When Sam pulled the trout out from the broiler and called me to look at it, I couldn’t help but smile and reach for my phone to take a photo (hence the photo quality). The trout was staring right at us with his milky white eyes, fishy-lips parted, imploring us, “Why?! Why did you splay me open and subject me first to a torrential downpour of ground black pepper and then proceed to broil my delicate white flesh beneath those merciless coils?” But we didn’t feel too sorry for this trout. Or his three trout brothers.

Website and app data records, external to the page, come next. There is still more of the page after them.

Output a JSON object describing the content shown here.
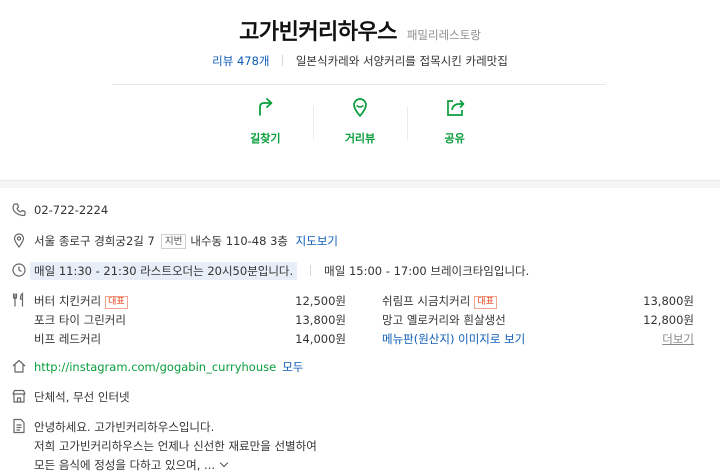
{
  "place": {
    "name": "고가빈커리하우스",
    "category": "패밀리레스토랑",
    "review_label": "리뷰 478개",
    "description": "일본식카레와 서양커리를 접목시킨 카레맛집"
  },
  "actions": [
    {
      "label": "길찾기",
      "icon": "directions-icon"
    },
    {
      "label": "거리뷰",
      "icon": "street-view-icon"
    },
    {
      "label": "공유",
      "icon": "share-icon"
    }
  ],
  "info": {
    "phone": "02-722-2224",
    "address": "서울 종로구 경희궁2길 7",
    "jibun_badge": "지번",
    "jibun_address": "내수동 110-48 3층",
    "map_link": "지도보기",
    "hours_1": "매일 11:30 - 21:30   라스트오더는 20시50분입니다.",
    "hours_2": "매일 15:00 - 17:00   브레이크타임입니다.",
    "menu": [
      {
        "name": "버터 치킨커리",
        "badge": "대표",
        "price": "12,500원"
      },
      {
        "name": "쉬림프 시금치커리",
        "badge": "대표",
        "price": "13,800원"
      },
      {
        "name": "포크 타이 그린커리",
        "badge": "",
        "price": "13,800원"
      },
      {
        "name": "망고 옐로커리와 흰살생선",
        "badge": "",
        "price": "12,800원"
      },
      {
        "name": "비프 레드커리",
        "badge": "",
        "price": "14,000원"
      }
    ],
    "menu_photo_link": "메뉴판(원산지) 이미지로 보기",
    "menu_more": "더보기",
    "homepage_url": "http://instagram.com/gogabin_curryhouse",
    "homepage_all": "모두",
    "amenities": "단체석, 무선 인터넷",
    "intro": [
      "안녕하세요. 고가빈커리하우스입니다.",
      "저희 고가빈커리하우스는 언제나 신선한 재료만을 선별하여",
      "모든 음식에 정성을 다하고 있으며, ..."
    ]
  },
  "colors": {
    "accent_green": "#0a9e3d",
    "link_blue": "#0e5db8",
    "badge_red": "#e7431c"
  }
}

Silly fish faces aside, trout makes a wonderful meal. In this June 2009 post I wrote about how we like to grill trout with a little olive oil and black pepper. Since then we’ve also tried pan-frying trout and broiling it. All our trout cooking techniques must be attributed to the fishmonger at our local Whole Foods. Every time we order trout he stops what he is doing, looks us in the eye and says, “You know a real nice way to prepare trout is to…” We smile and nod, remembering that last time he told us the exact same thing: how great it is to grill trout because you didn’t have to turn it and that it is wonderful stuffed with scallops and wrapped in bacon (“It’s got a cavity, right? So you might as well use it and stuff it with scallops. Wrap it in bacon–like you’re wrapping it with string–and when the bacon flavor goes in the trout it’s real nice…”). I guess it doesn’t hurt to hear one more time how a man who knows his fish likes to eat it.
In closing, I’d like to say this: don’t be offput by trout because when you buy it comes with the head attached, eyeballs in place, those fishy-lips. Give trout a chance and maybe, just maybe, your trout will have something interesting to say to you.